The color wheel can help you understand the colors in your composition better. The color wheel can be very basic (like the illustration with this article) or be very complex and show minute shading differences for millions of colors. The color wheel shows the relationship of each color to other colors. Traditional color theory says that colors across from each other are complimentary. This means that they work well together. For example, you wouldn't consider red and purple clothing to "match." Red and purple are next to each other on the color wheel and traditionally considered to clash with each other. This is because purple contains red. When a mixed (or secondary) color is placed next to one of its component colors it traditionally clashes.
However, in photography complimentary and clashing colors can act quite differently. In photography, colors next to each other are often complimentary while colors across from each other are opposite colors. Colors that are at an angle to one another are often the most clashing colors. For example, purple and green do not go together well at all. Orange and green also fight against each other.
The stronger the color is, the more strongly the clashing effect will be felt. For example, a deep purple will clash with a deep green more strongly than a pale green and pale purple will clash.
Negative effects of clashing colors in photography are most often seen with man made colors. When opposite colors occur in nature they behave more like the traditional color wheel theory.
- Opposite Colors
- Can overwhelm an image or subject
- Can be used to draw attention to one part of an image
- Can be used to create a feeling of discord in the image
- Adjacent Colors

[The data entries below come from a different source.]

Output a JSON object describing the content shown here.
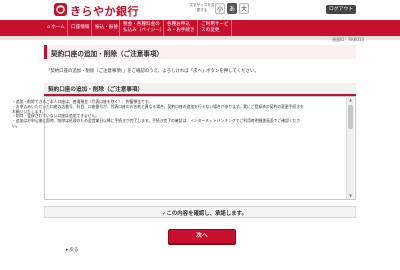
{
  "header": {
    "bank_name": "きらやか銀行",
    "font_size_label": "文字サイズを変更する",
    "font_buttons": [
      "小",
      "あ",
      "大"
    ],
    "logout_label": "ログアウト"
  },
  "nav": {
    "items": [
      {
        "icon": "home-icon",
        "label": "ホーム"
      },
      {
        "icon": "",
        "label": "口座情報"
      },
      {
        "icon": "",
        "label": "振込・振替"
      },
      {
        "icon": "",
        "label": "税金・各種料金の払込み（ペイジー）"
      },
      {
        "icon": "",
        "label": "各種お申込み・お手続き"
      },
      {
        "icon": "",
        "label": "ご利用サービスの変更"
      }
    ]
  },
  "page": {
    "screen_id": "画面ID：RKK010",
    "title": "契約口座の追加・削除（ご注意事項）",
    "instruction": "「契約口座の追加・削除（ご注意事項）」をご確認のうえ、よろしければ「次へ」ボタンを押してください。"
  },
  "terms": {
    "heading": "契約口座の追加・削除（ご注意事項）",
    "lines": [
      "・追加・削除できるご本人口座は、普通預金（代表口座を除く）、貯蓄預金です。",
      "・お申込みいただいた口座の店番号、科目、口座番号が、代表口座のお名前と異なる場合、契約口座の追加を行えない場合があります。実にご登録済の契約の変更手続きをお願いいたします。",
      "・削除・登録されていない口座は追加できません。",
      "・追加はお申込後に即時、削除は処理のため翌営業日以降に手続きが完了します。手続き完了の確認は、インターネットバンキングでご利用時明細書画面でご確認ください。"
    ]
  },
  "confirm": {
    "label": "✓この内容を確認し、承諾します。"
  },
  "buttons": {
    "next": "次へ",
    "back": "戻る"
  },
  "colors": {
    "brand": "#c8102e",
    "nav_bg": "#c8102e"
  }
}
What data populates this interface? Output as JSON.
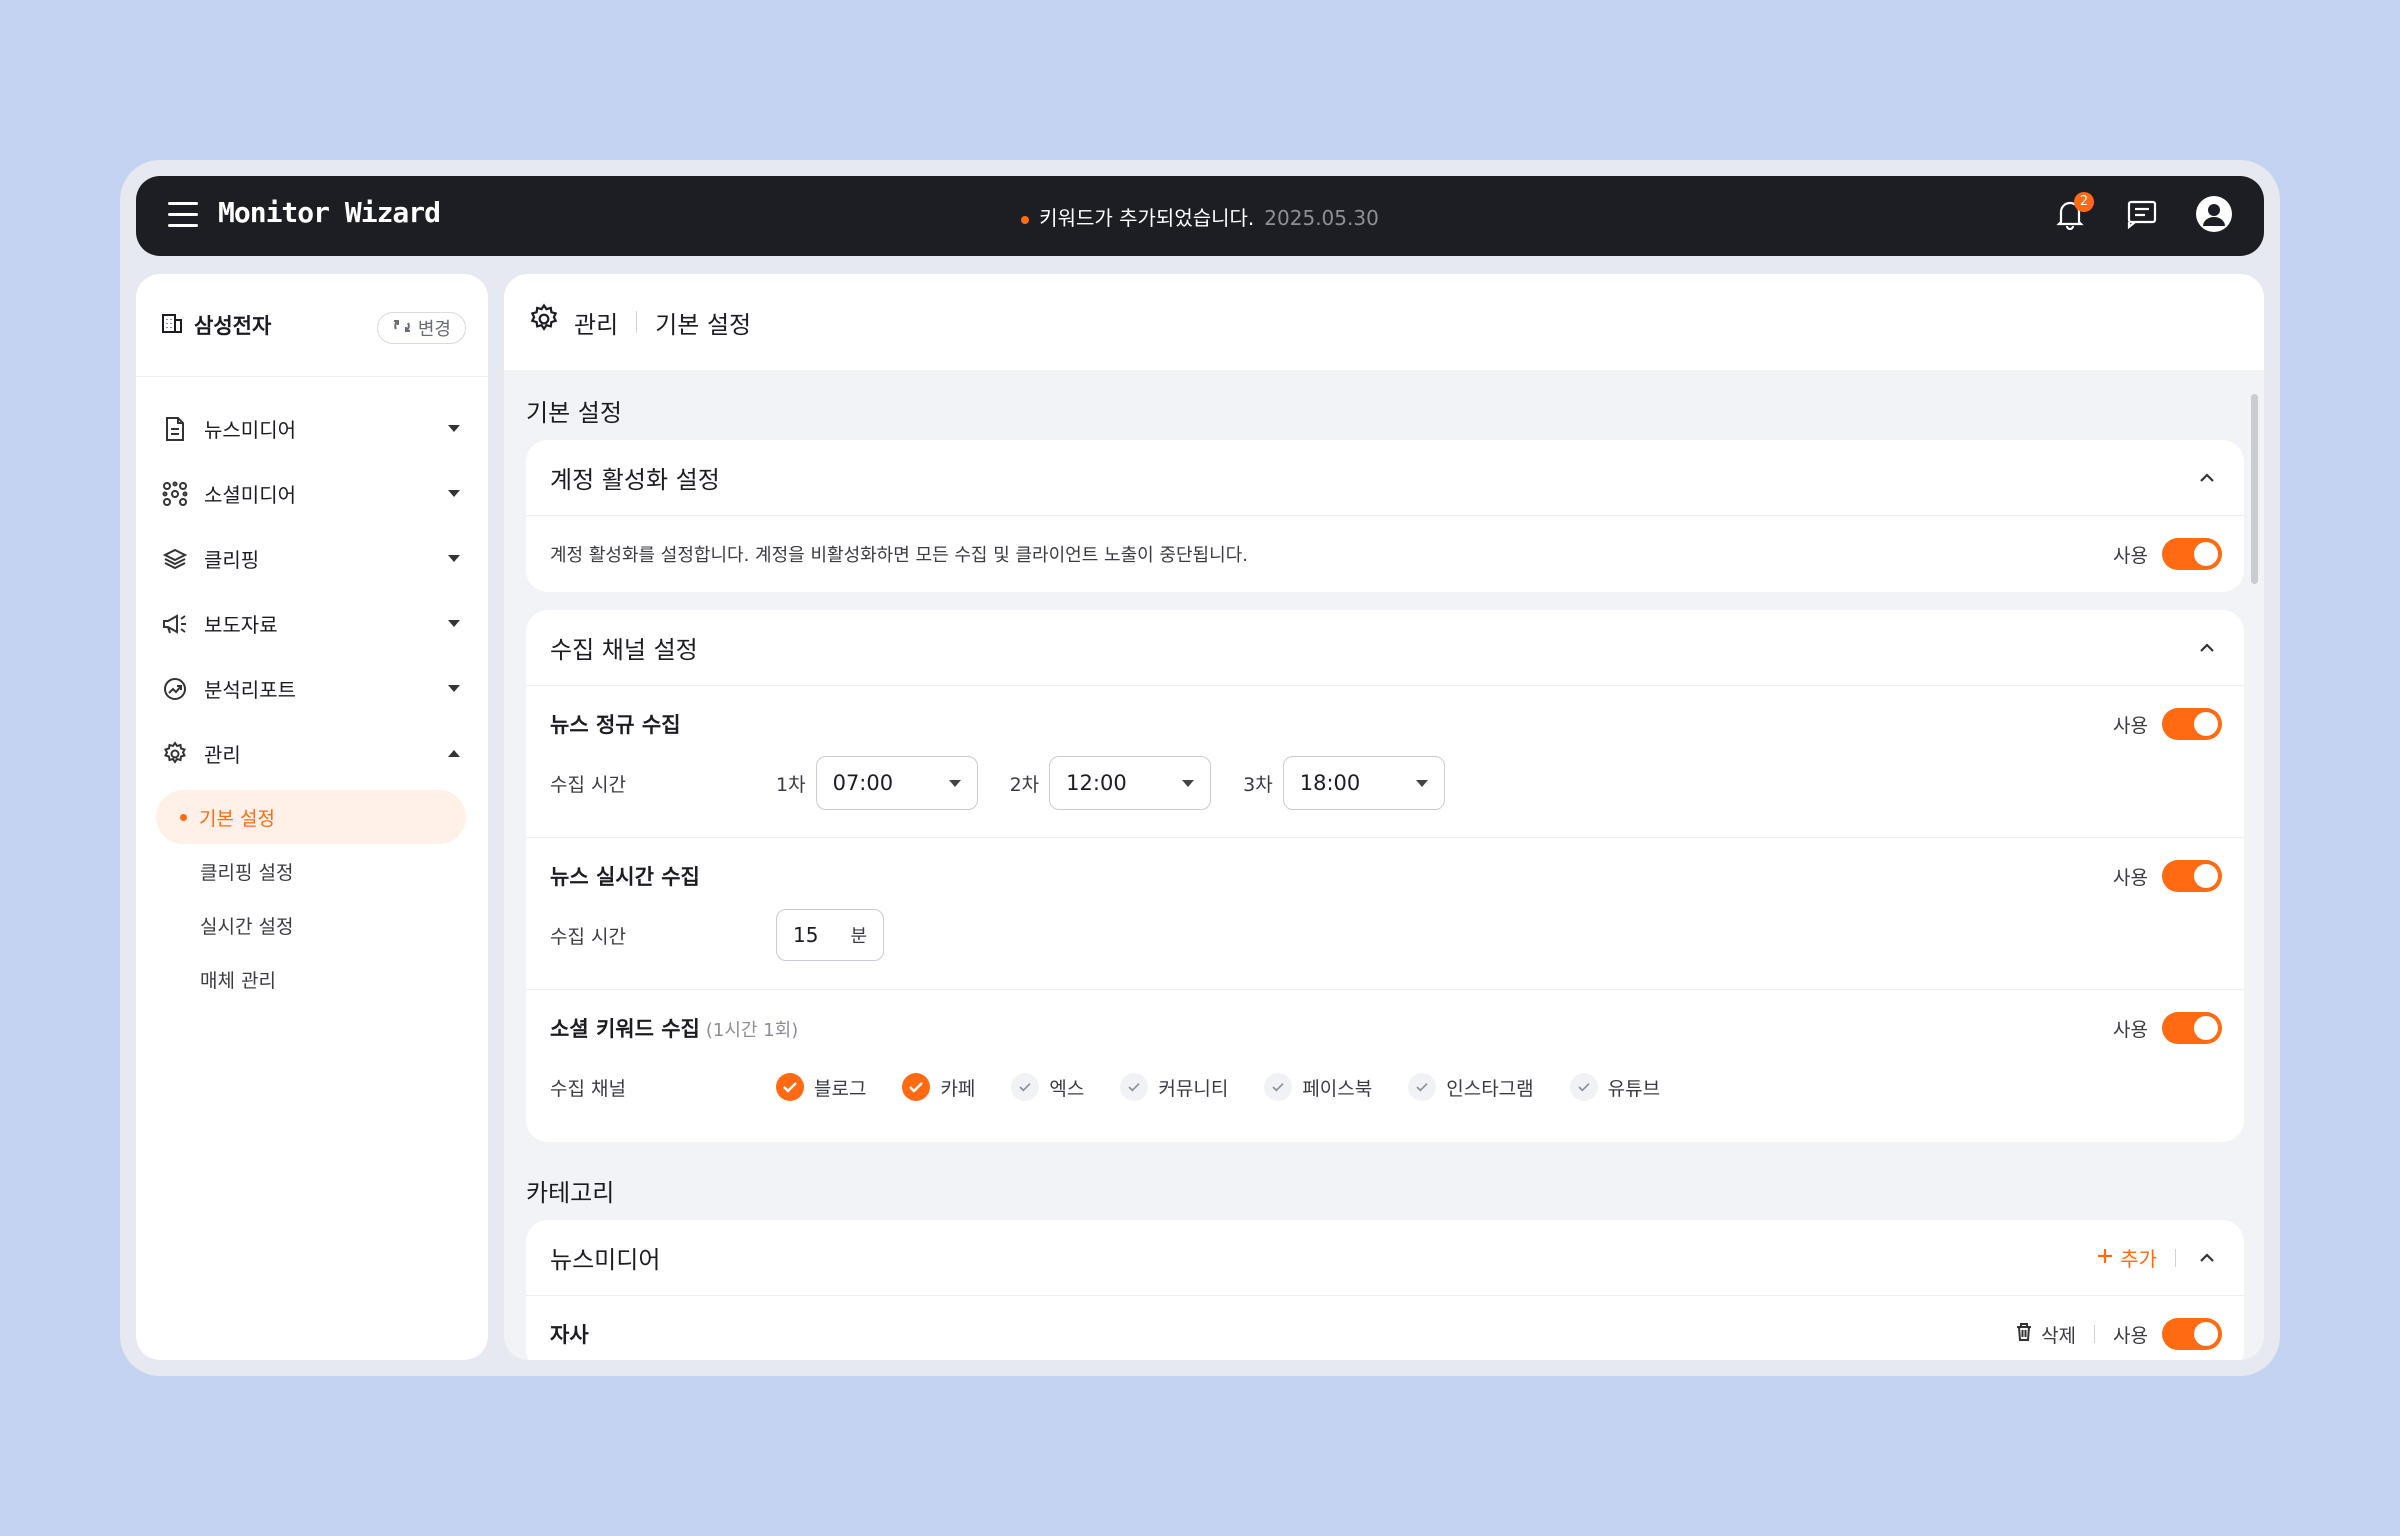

- Tend to blend in and not overwhelm an image or subject
- Can be used to "tie" two pieces of an image together
- Can be used to create harmony within the image